Stored items from a collection:
::::::::::

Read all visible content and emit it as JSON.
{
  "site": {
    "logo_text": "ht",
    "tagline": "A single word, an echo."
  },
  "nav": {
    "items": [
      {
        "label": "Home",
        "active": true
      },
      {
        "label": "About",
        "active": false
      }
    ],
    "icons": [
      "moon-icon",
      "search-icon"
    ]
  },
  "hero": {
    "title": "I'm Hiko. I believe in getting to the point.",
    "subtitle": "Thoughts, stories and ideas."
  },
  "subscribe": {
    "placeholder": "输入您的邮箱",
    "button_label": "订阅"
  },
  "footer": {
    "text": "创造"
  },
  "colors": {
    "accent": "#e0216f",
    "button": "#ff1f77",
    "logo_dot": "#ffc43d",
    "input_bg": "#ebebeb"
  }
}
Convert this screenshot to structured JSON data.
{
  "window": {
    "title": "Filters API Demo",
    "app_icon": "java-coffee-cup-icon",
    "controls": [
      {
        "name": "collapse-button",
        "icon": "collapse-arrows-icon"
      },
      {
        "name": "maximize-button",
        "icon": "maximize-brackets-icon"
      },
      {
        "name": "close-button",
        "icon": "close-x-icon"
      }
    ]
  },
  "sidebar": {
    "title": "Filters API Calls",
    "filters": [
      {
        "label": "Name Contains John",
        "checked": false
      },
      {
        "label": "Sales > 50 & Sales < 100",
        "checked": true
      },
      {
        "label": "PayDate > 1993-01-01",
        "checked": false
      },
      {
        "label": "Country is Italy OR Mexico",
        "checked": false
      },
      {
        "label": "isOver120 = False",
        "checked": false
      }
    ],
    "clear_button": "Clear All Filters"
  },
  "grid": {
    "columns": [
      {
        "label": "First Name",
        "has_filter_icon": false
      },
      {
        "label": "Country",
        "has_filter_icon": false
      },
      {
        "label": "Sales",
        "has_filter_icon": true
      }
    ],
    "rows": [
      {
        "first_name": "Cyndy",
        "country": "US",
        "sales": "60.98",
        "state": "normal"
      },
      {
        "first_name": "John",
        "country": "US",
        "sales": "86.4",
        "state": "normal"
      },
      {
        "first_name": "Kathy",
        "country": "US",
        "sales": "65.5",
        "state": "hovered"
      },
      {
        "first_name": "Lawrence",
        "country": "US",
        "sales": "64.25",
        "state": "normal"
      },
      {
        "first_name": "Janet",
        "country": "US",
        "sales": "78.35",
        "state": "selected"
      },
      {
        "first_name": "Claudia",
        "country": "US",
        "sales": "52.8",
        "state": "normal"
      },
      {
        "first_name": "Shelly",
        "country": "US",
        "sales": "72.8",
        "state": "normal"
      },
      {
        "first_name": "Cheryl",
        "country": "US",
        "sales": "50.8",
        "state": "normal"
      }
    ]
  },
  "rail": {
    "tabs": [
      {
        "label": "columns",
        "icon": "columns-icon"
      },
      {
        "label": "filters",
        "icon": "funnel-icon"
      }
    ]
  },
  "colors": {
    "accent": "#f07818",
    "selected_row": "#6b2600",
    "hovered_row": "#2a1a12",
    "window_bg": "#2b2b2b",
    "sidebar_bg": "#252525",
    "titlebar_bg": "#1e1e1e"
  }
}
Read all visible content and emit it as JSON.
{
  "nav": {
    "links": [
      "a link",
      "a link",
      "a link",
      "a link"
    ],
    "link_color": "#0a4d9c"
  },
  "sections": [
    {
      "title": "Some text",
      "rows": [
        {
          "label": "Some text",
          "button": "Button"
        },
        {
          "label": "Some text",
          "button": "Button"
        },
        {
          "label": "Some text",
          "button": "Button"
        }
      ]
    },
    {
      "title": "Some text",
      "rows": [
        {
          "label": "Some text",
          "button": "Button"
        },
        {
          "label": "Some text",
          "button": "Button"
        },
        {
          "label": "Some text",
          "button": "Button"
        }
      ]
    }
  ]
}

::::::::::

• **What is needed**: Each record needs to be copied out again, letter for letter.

• **Answer to the exercise**:
Read all visible content and emit it as JSON.
{
  "site": {
    "logo_text": "ht",
    "tagline": "A single word, an echo."
  },
  "nav": {
    "items": [
      {
        "label": "Home",
        "active": true
      },
      {
        "label": "About",
        "active": false
      }
    ],
    "icons": [
      "moon-icon",
      "search-icon"
    ]
  },
  "hero": {
    "title": "I'm Hiko. I believe in getting to the point.",
    "subtitle": "Thoughts, stories and ideas."
  },
  "subscribe": {
    "placeholder": "输入您的邮箱",
    "button_label": "订阅"
  },
  "footer": {
    "text": "创造"
  },
  "colors": {
    "accent": "#e0216f",
    "button": "#ff1f77",
    "logo_dot": "#ffc43d",
    "input_bg": "#ebebeb"
  }
}
Convert this screenshot to structured JSON data.
{
  "window": {
    "title": "Filters API Demo",
    "app_icon": "java-coffee-cup-icon",
    "controls": [
      {
        "name": "collapse-button",
        "icon": "collapse-arrows-icon"
      },
      {
        "name": "maximize-button",
        "icon": "maximize-brackets-icon"
      },
      {
        "name": "close-button",
        "icon": "close-x-icon"
      }
    ]
  },
  "sidebar": {
    "title": "Filters API Calls",
    "filters": [
      {
        "label": "Name Contains John",
        "checked": false
      },
      {
        "label": "Sales > 50 & Sales < 100",
        "checked": true
      },
      {
        "label": "PayDate > 1993-01-01",
        "checked": false
      },
      {
        "label": "Country is Italy OR Mexico",
        "checked": false
      },
      {
        "label": "isOver120 = False",
        "checked": false
      }
    ],
    "clear_button": "Clear All Filters"
  },
  "grid": {
    "columns": [
      {
        "label": "First Name",
        "has_filter_icon": false
      },
      {
        "label": "Country",
        "has_filter_icon": false
      },
      {
        "label": "Sales",
        "has_filter_icon": true
      }
    ],
    "rows": [
      {
        "first_name": "Cyndy",
        "country": "US",
        "sales": "60.98",
        "state": "normal"
      },
      {
        "first_name": "John",
        "country": "US",
        "sales": "86.4",
        "state": "normal"
      },
      {
        "first_name": "Kathy",
        "country": "US",
        "sales": "65.5",
        "state": "hovered"
      },
      {
        "first_name": "Lawrence",
        "country": "US",
        "sales": "64.25",
        "state": "normal"
      },
      {
        "first_name": "Janet",
        "country": "US",
        "sales": "78.35",
        "state": "selected"
      },
      {
        "first_name": "Claudia",
        "country": "US",
        "sales": "52.8",
        "state": "normal"
      },
      {
        "first_name": "Shelly",
        "country": "US",
        "sales": "72.8",
        "state": "normal"
      },
      {
        "first_name": "Cheryl",
        "country": "US",
        "sales": "50.8",
        "state": "normal"
      }
    ]
  },
  "rail": {
    "tabs": [
      {
        "label": "columns",
        "icon": "columns-icon"
      },
      {
        "label": "filters",
        "icon": "funnel-icon"
      }
    ]
  },
  "colors": {
    "accent": "#f07818",
    "selected_row": "#6b2600",
    "hovered_row": "#2a1a12",
    "window_bg": "#2b2b2b",
    "sidebar_bg": "#252525",
    "titlebar_bg": "#1e1e1e"
  }
}
Read all visible content and emit it as JSON.
{
  "nav": {
    "links": [
      "a link",
      "a link",
      "a link",
      "a link"
    ],
    "link_color": "#0a4d9c"
  },
  "sections": [
    {
      "title": "Some text",
      "rows": [
        {
          "label": "Some text",
          "button": "Button"
        },
        {
          "label": "Some text",
          "button": "Button"
        },
        {
          "label": "Some text",
          "button": "Button"
        }
      ]
    },
    {
      "title": "Some text",
      "rows": [
        {
          "label": "Some text",
          "button": "Button"
        },
        {
          "label": "Some text",
          "button": "Button"
        },
        {
          "label": "Some text",
          "button": "Button"
        }
      ]
    }
  ]
}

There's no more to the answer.